Walls and Soundproofing. Interviews within a police station are sensitive and confidential, and the acoustics should be designed to prevent voices from being heard by others outside the room. This requires the interview room perimeter to have a Speech Privacy Potential (SPP) rating 75 (based on best practices). This relatively high SPP rating can be achieved by building the walls using solid-core masonry blocks or concrete-filled cores. For aesthetics, furring and drywall could be added to the face of the masonry to give the room a more office-like appearance. Double stud walls could be used with sound insulation inside the walls. The soundproofing needs to run from the floor slab to the underside of the deck above, with all gaps sealed to prevent the sound of voices from leaking over the wall.

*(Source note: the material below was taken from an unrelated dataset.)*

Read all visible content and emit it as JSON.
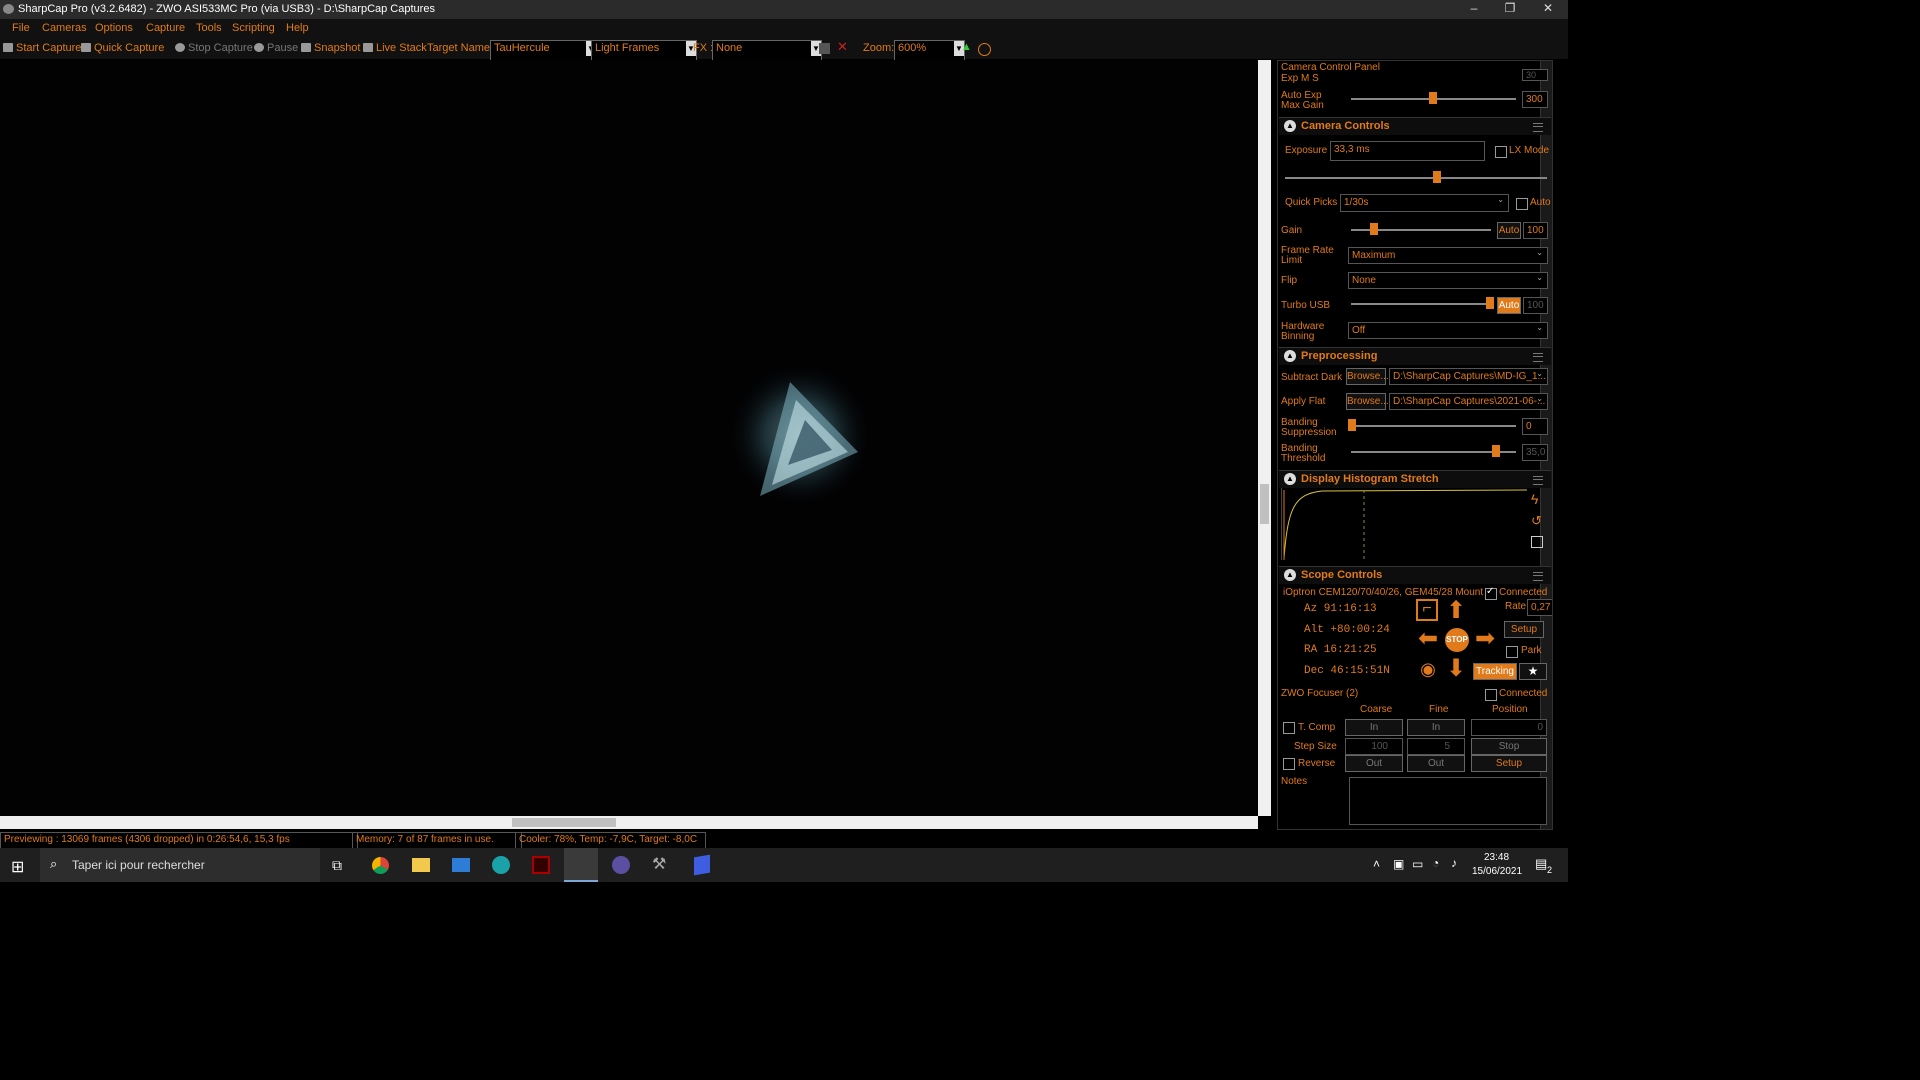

Doors. The door must also be soundproof and a solid core door with sound gasketing around the entire perimeter. It should also include an automatic door bottom, a mechanical device that seals the gap between the door bottom and the floor when the door is closed, thus preventing sound transmission under the door. The door bottom automatically retracts when the door is opened.

Clear-vision panel windows should be included on the interview room doors. The ability for the interviewee to see outside the room, even into the hallway, provides a level of comfort and openness as opposed to being confined in a windowless room. The vision panel also lets police personnel quickly see if the room is occupied. However, there are times when privacy is required, so the vision panel should have a louver blind integrated between two panes of glass that can be opened and closed from inside the interview room.

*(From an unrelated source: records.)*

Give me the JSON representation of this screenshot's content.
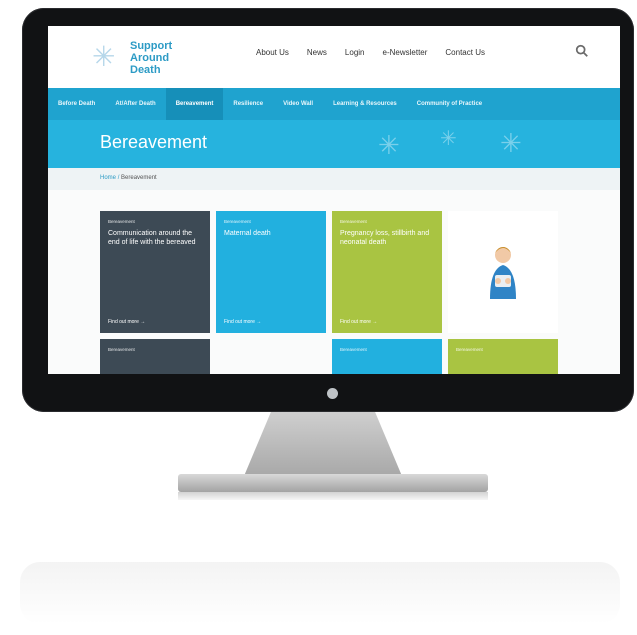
{
  "site": {
    "logo_lines": [
      "Support",
      "Around",
      "Death"
    ],
    "top_links": [
      "About Us",
      "News",
      "Login",
      "e-Newsletter",
      "Contact Us"
    ],
    "search_icon": "search-icon"
  },
  "nav": {
    "items": [
      "Before Death",
      "At/After Death",
      "Bereavement",
      "Resilience",
      "Video Wall",
      "Learning & Resources",
      "Community of Practice"
    ],
    "active": "Bereavement"
  },
  "hero": {
    "title": "Bereavement"
  },
  "breadcrumb": {
    "home": "Home",
    "sep": "/",
    "current": "Bereavement"
  },
  "tiles": [
    {
      "category": "Bereavement",
      "title": "Communication around the end of life with the bereaved",
      "more": "Find out more →"
    },
    {
      "category": "Bereavement",
      "title": "Maternal death",
      "more": "Find out more →"
    },
    {
      "category": "Bereavement",
      "title": "Pregnancy loss, stillbirth and neonatal death",
      "more": "Find out more →"
    }
  ],
  "bottom_tiles": [
    {
      "category": "Bereavement"
    },
    {
      "category": "Bereavement"
    },
    {
      "category": "Bereavement"
    }
  ],
  "colors": {
    "nav": "#1fa3cf",
    "hero": "#26b3de",
    "tile_dark": "#3d4a55",
    "tile_blue": "#22b0df",
    "tile_green": "#a9c442"
  }
}
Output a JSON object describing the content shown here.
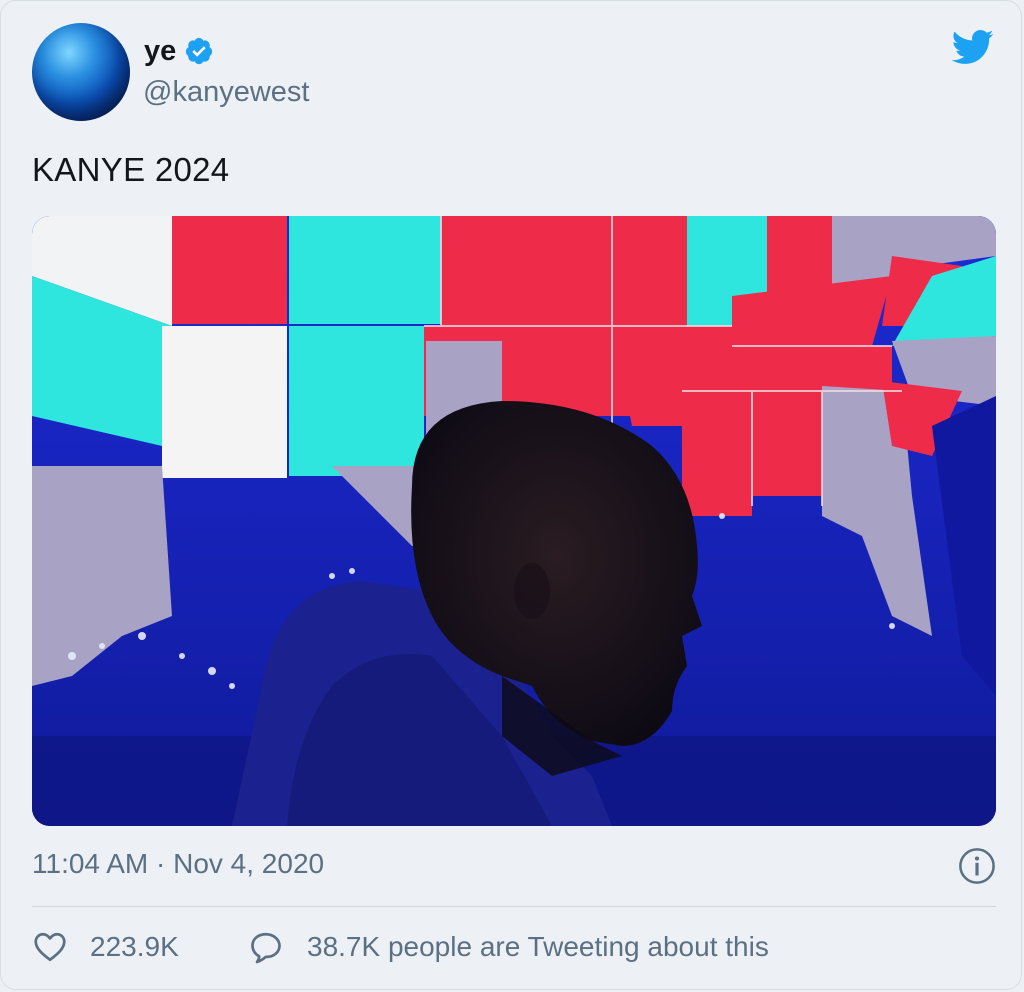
{
  "tweet": {
    "author": {
      "display_name": "ye",
      "handle": "@kanyewest",
      "verified": true,
      "avatar_icon": "blue-globe-avatar"
    },
    "text": "KANYE 2024",
    "media": {
      "kind": "photo",
      "subject": "silhouette in front of election map"
    },
    "timestamp": "11:04 AM · Nov 4, 2020",
    "likes": "223.9K",
    "tweeting_about": "38.7K people are Tweeting about this"
  },
  "icons": {
    "brand": "twitter-bird-icon",
    "verified": "verified-badge-icon",
    "info": "info-icon",
    "like": "heart-icon",
    "reply": "speech-bubble-icon"
  },
  "colors": {
    "brand_blue": "#1da1f2",
    "secondary_text": "#5b7083",
    "primary_text": "#14171a",
    "card_bg": "#edf1f5"
  }
}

There should be no lock on the inside of the interview rooms or the playroom doors, eliminating the possibility of a person inside the room locking the door and preventing authorized access. Door locks should be accessed from outside the room and controlled by a proximity card reader.

There is Still a Need for Security

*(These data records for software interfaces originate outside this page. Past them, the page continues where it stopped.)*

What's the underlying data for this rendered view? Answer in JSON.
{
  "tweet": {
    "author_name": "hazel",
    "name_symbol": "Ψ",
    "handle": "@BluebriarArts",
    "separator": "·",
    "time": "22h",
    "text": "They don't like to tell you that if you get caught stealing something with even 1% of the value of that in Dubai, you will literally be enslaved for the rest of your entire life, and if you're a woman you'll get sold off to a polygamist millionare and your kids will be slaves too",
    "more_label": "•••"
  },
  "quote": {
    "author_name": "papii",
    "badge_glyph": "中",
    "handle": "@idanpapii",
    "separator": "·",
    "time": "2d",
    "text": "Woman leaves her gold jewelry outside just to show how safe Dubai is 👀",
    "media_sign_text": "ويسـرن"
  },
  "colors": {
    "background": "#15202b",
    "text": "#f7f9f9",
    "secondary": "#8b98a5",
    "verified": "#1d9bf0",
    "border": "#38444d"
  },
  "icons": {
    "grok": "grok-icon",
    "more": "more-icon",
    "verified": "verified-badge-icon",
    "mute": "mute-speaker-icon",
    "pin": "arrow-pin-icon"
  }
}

While non-secure interview rooms are often used to interview victims or innocent witnesses, there is still the potential that the interviewee could require restraint or be taken into custody. Therefore, certain security features should be in place, including CCTV camera coverage and duress alarms monitored by the police facility’s central control post. In addition to cameras, audio and video recordings of interviews may become necessary for evidentiary purposes.

The interview room doors should also be able to be locked from the outside to keep the interviewee inside if necessary. Other security devices include door position switches on all doors, which allow interview room doors to be monitored from the facility control post to verify that doors are closed when the room is not in use and to confirm that the door to the restricted areas of the police station is closed correctly. Like secure interview rooms, the non-secure interview rooms should have their light switches and thermostat controls on the outside so that people in the room cannot tamper with them. All interview rooms and the hallway should also be equipped with a duress alarm that can be pushed to report trouble to personnel outside the suite.

Balancing Security with Serving the Community

Community openness is an essential characteristic of today’s police stations. Especially in times like these, a police station should provide a comfortable, safe, and non-intimidating environment for people who need to visit the police department for any reason. By providing an environment that encourages cooperation with the police, citizens are more likely to be involved in helping to reduce crime in their cities and towns.

A critical part of providing a safe place – safe for both the citizen coming forward and for the police – is to include security that protects everyone. The balancing act is to provide an atmosphere that encourages interaction while still keeping everyone safe.

Tags: Police Station Design

previous post Want to Continue Teleworking? Tips for Approaching Your Manager
Next Post Has the COVID Pandemic Given Court Technology the Boost it Deserves?
Ted Prestogeorge

Ted Prestogeorge

Ted Prestogeorge is a senior architect with Fentress Incorporated, where he has worked since 2006. His primary interests include the history of architecture, Art Deco design, and watercolor painting.